DECIDED FEBRUARY 7, 1990.
Murder. Gordon Superior Court. Before Judge Pope.
Carr Kessler, James C. Carr, Jr., Thomas P. Bishop, for appellant.
Darrell E. Wilson, District Attorney, Michael J. Bowers, Attorney General, Leonora Grant, for appellee.
Richard Bruce burned David Lee Jackson, a sixteen-month-old child, with hot water. The child died from his injuries. Bruce was convicted of felony murder, the underlying felony being cruelty to children, and was sentenced to life imprisonment.
The death occurred on February 25, 1988. Bruce was found guilty of murder June 29, 1988, and was sentenced the same date. His motion for new trial was filed on July 13, 1988, and denied on November 2, 1988. A notice of appeal was filed on May 23, 1989, and submitted without argument on December 29, 1989.

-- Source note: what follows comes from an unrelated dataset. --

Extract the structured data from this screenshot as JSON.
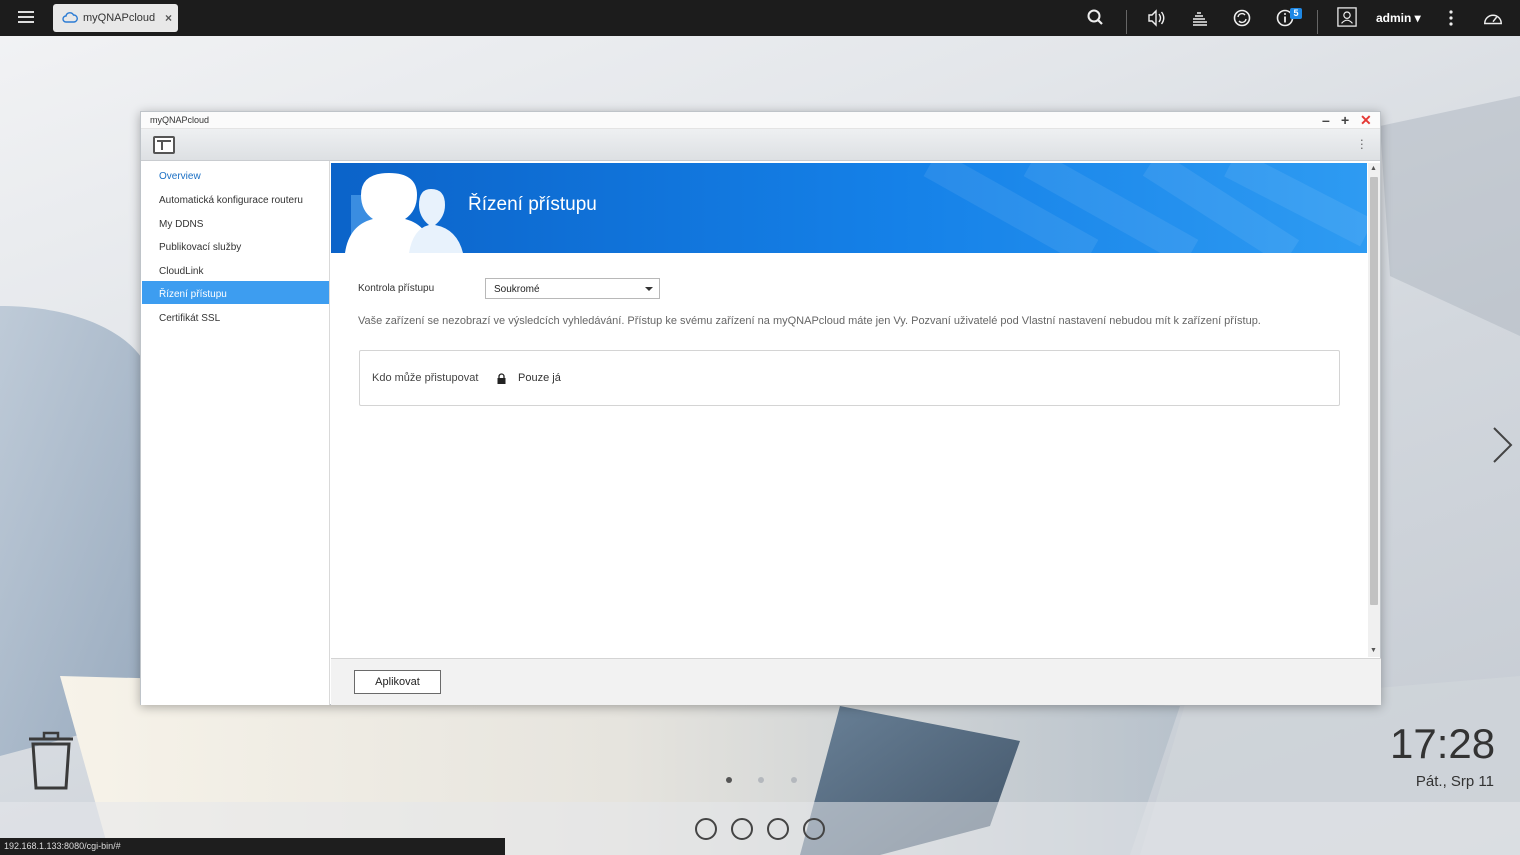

Prior to the injury, Bruce had abused the child, which caused the Department of Family and Children Services to remove the child from the mother's care for a time. The child was returned to the mother with the stipulation that Bruce not be left alone with him. Bruce was alone with the child when the injury occurred. The child suffered second degree burns over more than half his body. Bruce told the investigating officer that the child was burned when he accidentally spilled hot water while preparing spaghetti, although later he stated that he had placed the child in a bathtub.
1. The evidence is sufficient to permit a rational trier of fact to find Bruce guilty of felony murder beyond a reasonable doubt. Jackson v. Virginia, 443 U.S. 307 ( 99 S.C. 2781, 61 L.Ed.2d 560) (1979).
2. (a) Bruce contends that because the court-appointed neurosurgeon did not perform a particular procedure, a "CT-scan," the physician's testimony was incomplete and, as such, denied him due process. The court order providing for a neurological examination did not include this procedure. The physician received direction from a source other than the court not to perform the procedure. Bruce did not request the procedure, nor object to the fact that it was not done.
(b) In Moss v. State, 159 Ga. App. 317, 319 ( 283 S.E.2d 275) (1981), the Court of Appeals held:
It is well settled law that counsel cannot suffer what he deems to be an injustice during trial, hoping for an acceptable result, and then after the trial — first state his objection to the procedure followed.
There was no error.
3. (a) Bruce contends that the trial court erred in refusing to give the following charge:
Once there is evidence of an accident, the burden of proof is upon the state to prove beyond a reasonable doubt that the death of the victim was not an accident.
The court gave the suggested pattern charges as to the elements of the defense of accident, the presumption of innocence, the burden of proof in general, and the burden to prove the elements of the crime. At the conclusion of the court's charge, Bruce reserved objections to the charge.
(b) "The charge that the court did give, however, covered substantially the same principle[s]." Felker v. State, 252 Ga. 351, 368 (3) ( 314 S.E.2d 621) (1984). The trial court's refusal to give the requested charge was not error.
4. (a) Bruce contends that the trial court abused its discretion in allowing the prosecuting officer to remain at the counsel table throughout the trial in violation of the rule of sequestration, and without requiring him to testify before the other witnesses.
(b) In Chastain v. State, 255 Ga. 723, 724-5 ( 342 S.E.2d 678) (1986), we held:
One long standing exception to the rule exists in criminal cases for the prosecutor, that is, the one who signs the indictment bringing in the charges. . . . The prosecutor may testify as a witness after other witnesses for the State have testified.
There was no abuse of discretion.
Judgment affirmed. All the Justices concur.